We like to remind others we have sacrificed sleep to train.
We write books about it.
We make pictograms of our activities -- with not one, but TWO beds.
And we like to know how much and how often the pros sleep! (Rinny Carfrae)
You can Google "Triathlete Sleep" and enjoy the 3.9 million resulting links! There are tons of articles written about the importance of sleep.
With early morning swims and runs and late nights up nurturing our Type A overachieving personalities we burn the candle at both ends. I probably average 6 hours of sleep a night. Sometimes I'll have a streak of 5 hours. That's not good, I know. I rarely ever need an alarm and am up by 5 or so most days.
This past week, coincidentally, I had numerous people comment on my sleep. It started when a now-graduated student of mine posted this quote that yes, I do recall saying, on my Facebook wall, "You need to do things that get you out of bed in the morning and keep you up late, being tired half the day but not caring because you love what you're doing" - Cortney Martin. Guilty. I had been talking about finding your passion.
Then shortly after, I was doing some late-night work/emailing and the final email back (he's a tri coach) at 10 pm said "thanks, and go to bed!" A few days later, a near midnight Facebook post alerted a friend that I was still up, and I got a text message saying I should be in bed and this was not a good time (pre-Boston) to mess with my sleep patterns. Then my son's friend (age 12) who is a frequent sleep-over guest, commented not once, but twice, how amazed he was that I stayed up until midnight. Funny!!

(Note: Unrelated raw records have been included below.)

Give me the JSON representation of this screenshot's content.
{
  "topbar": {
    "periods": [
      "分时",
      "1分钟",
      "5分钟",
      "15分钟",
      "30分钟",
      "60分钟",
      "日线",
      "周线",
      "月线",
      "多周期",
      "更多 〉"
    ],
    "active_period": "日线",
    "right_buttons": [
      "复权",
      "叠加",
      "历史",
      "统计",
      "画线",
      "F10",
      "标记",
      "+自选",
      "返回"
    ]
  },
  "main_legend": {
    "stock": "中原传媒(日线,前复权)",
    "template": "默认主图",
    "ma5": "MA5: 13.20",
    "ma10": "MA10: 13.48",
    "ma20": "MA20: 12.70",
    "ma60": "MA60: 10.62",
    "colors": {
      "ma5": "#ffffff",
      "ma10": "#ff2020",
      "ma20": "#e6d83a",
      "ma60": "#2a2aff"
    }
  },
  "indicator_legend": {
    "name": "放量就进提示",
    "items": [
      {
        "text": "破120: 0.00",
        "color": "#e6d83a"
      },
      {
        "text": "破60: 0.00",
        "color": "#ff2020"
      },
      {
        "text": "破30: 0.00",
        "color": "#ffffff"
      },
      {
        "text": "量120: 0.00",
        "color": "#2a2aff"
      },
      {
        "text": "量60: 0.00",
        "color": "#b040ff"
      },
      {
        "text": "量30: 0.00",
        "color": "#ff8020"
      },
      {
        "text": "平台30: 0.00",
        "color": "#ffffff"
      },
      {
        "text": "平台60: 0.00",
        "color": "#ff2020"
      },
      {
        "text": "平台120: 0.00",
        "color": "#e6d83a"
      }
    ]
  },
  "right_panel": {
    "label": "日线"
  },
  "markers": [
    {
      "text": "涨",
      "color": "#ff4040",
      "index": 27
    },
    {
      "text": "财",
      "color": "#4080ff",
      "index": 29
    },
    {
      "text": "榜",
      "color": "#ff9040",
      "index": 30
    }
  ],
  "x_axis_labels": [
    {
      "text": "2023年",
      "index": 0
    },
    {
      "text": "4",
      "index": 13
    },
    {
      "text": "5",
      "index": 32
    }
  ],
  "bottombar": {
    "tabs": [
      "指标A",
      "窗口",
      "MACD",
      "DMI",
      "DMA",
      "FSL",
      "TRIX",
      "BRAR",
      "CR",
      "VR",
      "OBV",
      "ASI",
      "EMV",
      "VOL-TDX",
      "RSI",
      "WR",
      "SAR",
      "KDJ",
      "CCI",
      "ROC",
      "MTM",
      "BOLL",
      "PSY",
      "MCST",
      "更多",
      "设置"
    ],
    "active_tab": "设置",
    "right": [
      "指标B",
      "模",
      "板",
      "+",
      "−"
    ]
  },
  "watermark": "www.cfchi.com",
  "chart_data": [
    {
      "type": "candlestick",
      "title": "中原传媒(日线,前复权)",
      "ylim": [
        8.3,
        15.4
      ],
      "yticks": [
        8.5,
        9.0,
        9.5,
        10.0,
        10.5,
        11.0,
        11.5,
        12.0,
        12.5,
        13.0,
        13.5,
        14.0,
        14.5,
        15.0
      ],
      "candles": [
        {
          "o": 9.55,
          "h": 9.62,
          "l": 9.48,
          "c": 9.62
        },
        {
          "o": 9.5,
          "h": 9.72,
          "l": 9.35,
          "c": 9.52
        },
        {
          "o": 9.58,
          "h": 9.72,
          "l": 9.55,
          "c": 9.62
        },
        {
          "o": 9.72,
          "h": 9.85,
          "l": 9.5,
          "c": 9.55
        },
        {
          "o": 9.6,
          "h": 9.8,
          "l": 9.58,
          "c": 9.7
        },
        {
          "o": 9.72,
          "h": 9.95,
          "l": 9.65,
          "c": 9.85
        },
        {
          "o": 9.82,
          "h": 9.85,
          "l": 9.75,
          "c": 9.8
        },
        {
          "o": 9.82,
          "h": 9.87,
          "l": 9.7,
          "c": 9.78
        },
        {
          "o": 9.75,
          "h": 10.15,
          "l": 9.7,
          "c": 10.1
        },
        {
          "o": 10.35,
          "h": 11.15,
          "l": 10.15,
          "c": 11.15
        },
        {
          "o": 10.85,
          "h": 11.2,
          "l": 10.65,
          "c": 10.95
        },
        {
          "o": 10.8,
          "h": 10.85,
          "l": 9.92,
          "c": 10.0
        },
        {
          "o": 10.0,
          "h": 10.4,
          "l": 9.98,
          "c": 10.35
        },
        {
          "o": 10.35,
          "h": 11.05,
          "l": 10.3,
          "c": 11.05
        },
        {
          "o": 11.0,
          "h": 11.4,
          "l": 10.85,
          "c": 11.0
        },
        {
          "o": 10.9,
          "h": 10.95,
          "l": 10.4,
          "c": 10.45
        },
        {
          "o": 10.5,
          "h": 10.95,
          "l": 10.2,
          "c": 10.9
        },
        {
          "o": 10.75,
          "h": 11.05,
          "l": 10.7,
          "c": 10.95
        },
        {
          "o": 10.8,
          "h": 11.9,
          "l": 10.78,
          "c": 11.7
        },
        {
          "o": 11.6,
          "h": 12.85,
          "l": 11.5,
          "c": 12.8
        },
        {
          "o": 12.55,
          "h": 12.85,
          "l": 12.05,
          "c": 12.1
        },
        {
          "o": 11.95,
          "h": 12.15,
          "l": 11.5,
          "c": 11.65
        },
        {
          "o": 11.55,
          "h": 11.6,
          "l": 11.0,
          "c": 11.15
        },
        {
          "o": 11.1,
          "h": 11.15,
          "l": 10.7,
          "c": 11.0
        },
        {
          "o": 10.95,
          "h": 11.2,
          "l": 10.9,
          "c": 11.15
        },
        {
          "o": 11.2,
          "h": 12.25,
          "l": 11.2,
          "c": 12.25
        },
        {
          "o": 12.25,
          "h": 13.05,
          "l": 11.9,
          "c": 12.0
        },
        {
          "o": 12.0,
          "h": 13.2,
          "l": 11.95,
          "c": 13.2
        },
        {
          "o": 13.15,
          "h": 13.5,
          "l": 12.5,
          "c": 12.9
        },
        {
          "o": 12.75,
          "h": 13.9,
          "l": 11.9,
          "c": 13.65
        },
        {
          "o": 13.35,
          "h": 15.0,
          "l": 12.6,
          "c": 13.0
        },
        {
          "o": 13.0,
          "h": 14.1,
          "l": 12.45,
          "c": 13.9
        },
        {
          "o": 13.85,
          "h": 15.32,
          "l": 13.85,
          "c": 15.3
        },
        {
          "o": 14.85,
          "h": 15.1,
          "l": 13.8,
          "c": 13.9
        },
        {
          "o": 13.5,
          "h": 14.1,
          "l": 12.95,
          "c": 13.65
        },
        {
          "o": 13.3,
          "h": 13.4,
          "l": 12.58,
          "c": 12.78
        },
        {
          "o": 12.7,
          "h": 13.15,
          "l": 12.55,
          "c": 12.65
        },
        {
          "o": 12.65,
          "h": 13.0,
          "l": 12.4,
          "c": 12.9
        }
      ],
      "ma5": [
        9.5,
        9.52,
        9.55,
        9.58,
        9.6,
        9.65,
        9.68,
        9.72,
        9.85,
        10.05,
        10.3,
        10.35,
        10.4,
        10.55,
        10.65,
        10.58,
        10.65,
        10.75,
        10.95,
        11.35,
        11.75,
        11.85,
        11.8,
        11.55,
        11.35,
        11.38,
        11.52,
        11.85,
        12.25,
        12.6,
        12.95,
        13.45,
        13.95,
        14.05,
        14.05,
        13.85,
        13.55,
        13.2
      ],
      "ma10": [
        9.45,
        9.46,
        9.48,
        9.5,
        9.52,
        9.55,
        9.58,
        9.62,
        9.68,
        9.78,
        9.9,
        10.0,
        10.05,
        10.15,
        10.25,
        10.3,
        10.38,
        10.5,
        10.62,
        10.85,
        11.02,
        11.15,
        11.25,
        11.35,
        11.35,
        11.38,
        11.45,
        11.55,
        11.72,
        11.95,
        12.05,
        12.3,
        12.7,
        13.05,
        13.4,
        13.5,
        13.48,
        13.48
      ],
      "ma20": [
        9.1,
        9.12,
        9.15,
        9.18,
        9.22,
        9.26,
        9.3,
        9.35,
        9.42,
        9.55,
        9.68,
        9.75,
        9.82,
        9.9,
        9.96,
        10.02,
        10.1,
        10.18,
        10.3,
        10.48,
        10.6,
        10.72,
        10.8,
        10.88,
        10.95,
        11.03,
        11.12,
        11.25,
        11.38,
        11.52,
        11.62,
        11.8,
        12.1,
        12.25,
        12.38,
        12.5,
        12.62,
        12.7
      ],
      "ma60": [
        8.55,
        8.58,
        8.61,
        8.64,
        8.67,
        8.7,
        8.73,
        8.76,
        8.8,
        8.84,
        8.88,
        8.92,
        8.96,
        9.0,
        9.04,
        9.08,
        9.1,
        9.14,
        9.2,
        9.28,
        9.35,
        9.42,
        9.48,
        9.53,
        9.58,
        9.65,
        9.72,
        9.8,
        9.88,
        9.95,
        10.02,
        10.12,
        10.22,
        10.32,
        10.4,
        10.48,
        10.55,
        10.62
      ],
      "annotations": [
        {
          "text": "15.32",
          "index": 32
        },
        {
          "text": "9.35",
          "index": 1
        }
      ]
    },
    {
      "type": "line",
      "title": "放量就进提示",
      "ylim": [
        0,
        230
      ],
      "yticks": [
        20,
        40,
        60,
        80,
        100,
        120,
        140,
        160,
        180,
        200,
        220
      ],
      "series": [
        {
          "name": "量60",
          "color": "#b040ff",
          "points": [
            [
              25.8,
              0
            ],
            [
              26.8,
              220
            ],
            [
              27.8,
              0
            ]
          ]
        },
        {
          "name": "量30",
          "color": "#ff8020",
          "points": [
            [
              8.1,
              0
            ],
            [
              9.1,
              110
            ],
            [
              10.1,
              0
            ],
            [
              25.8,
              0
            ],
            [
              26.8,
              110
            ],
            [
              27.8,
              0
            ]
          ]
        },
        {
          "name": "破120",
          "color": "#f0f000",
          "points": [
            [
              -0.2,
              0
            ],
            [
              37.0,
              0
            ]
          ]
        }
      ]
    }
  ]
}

I'm taking the hints and I am going to work on my sleep schedule and see if I can't get a little more of that precious commodity.